  • Late submission permitted. Late submission of assessment tasks without an extension are penalised at the rate of 5% of the possible marks available per working day or part thereof. Late submission of assessment tasks is not accepted after 10 working days after the due date, or on or after the date specified in the course outline for the return of the assessment item. Late submission is not accepted for take-home examinations.

Referencing Requirements

Accepted academic practice for referencing sources that you use in presentations can be found via the links on the Wattle site, under the file named “ANU and College Policies, Program Information, Student Support Services and Assessment”. Alternatively, you can seek help through the Students Learning Development website.

Extensions and Penalties

Extensions and late submission of assessment pieces are covered by the Student Assessment (Coursework) Policy and Procedure. Extensions may be granted for assessment pieces that are not examinations or take-home examinations. If you need an extension, you must request an extension in writing on or before the due date. If you have documented and appropriate medical evidence that demonstrates you were not able to request an extension on or before the due date, you may be able to request it after the due date.

Privacy Notice

The ANU has made a number of third party, online, databases available for students to use. Use of each online database is conditional on student end users first agreeing to the database licensor’s terms of service and/or privacy policy. Students should read these carefully. In some cases student end users will be required to register an account with the database licensor and submit personal information, including their: first name; last name; ANU email address; and other information.
In cases where student end users are asked to submit ‘content’ to a database, such as an assignment or short answers, the database licensor may only use the student’s ‘content’ in accordance with the terms of service – including any (copyright) licence the student grants to the database licensor.

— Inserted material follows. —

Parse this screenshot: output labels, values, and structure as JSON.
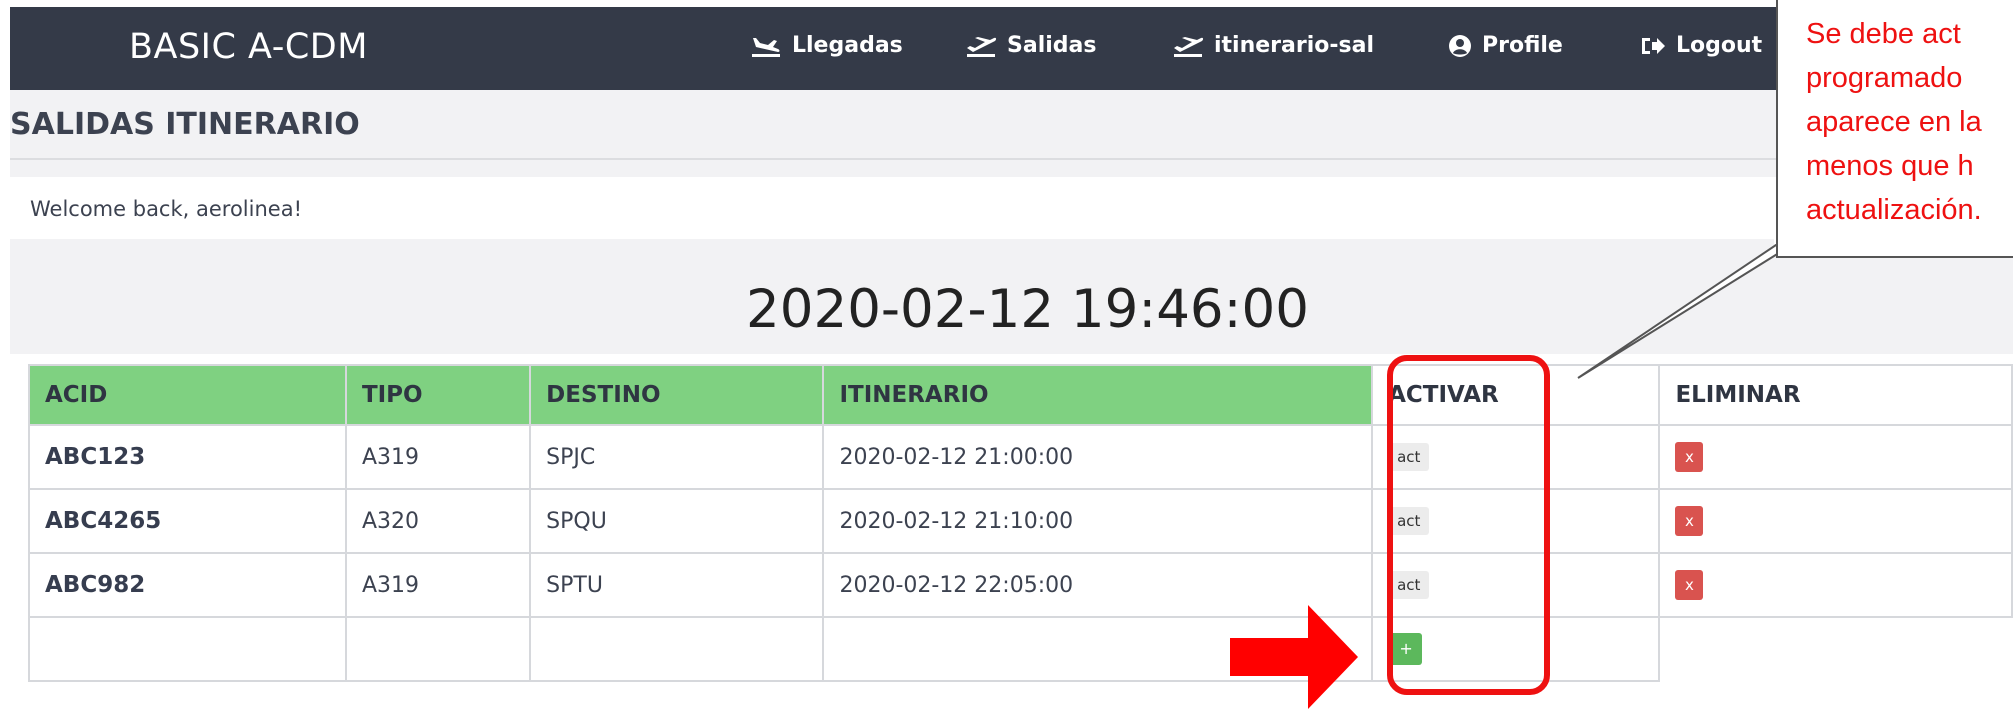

Any personal information or content a student submits may be stored by the licensor, potentially offshore, and will be used to process the database service in accordance with the licensors terms of service and/or privacy policy.
If any student chooses not to agree to the database licensor’s terms of service or privacy policy, the student will not be able to access and use the database. In these circumstances students should contact their lecturer to enquire about alternative arrangements that are available.

Distribution of grades policy

Academic Quality Assurance Committee monitors the performance of students, including attrition, further study and employment rates and grade distribution, and College reports on quality assurance processes for assessment activities, including alignment with national and international disciplinary and interdisciplinary standards, as well as qualification type learning outcomes.

Since first semester 1994, ANU uses a grading scale for all courses. This grading scale is used by all academic areas of the University.

Support for students

The University offers students support through several different services. You may contact the services listed below directly or seek advice from your Course Convener, Student Administrators, or your College and Course representatives (if applicable).

Dr Anton Moiseienko

By Appointment

Responsible Officer: Registrar, Student Administration / Page Contact: Website Administrator / Frequently Asked Questions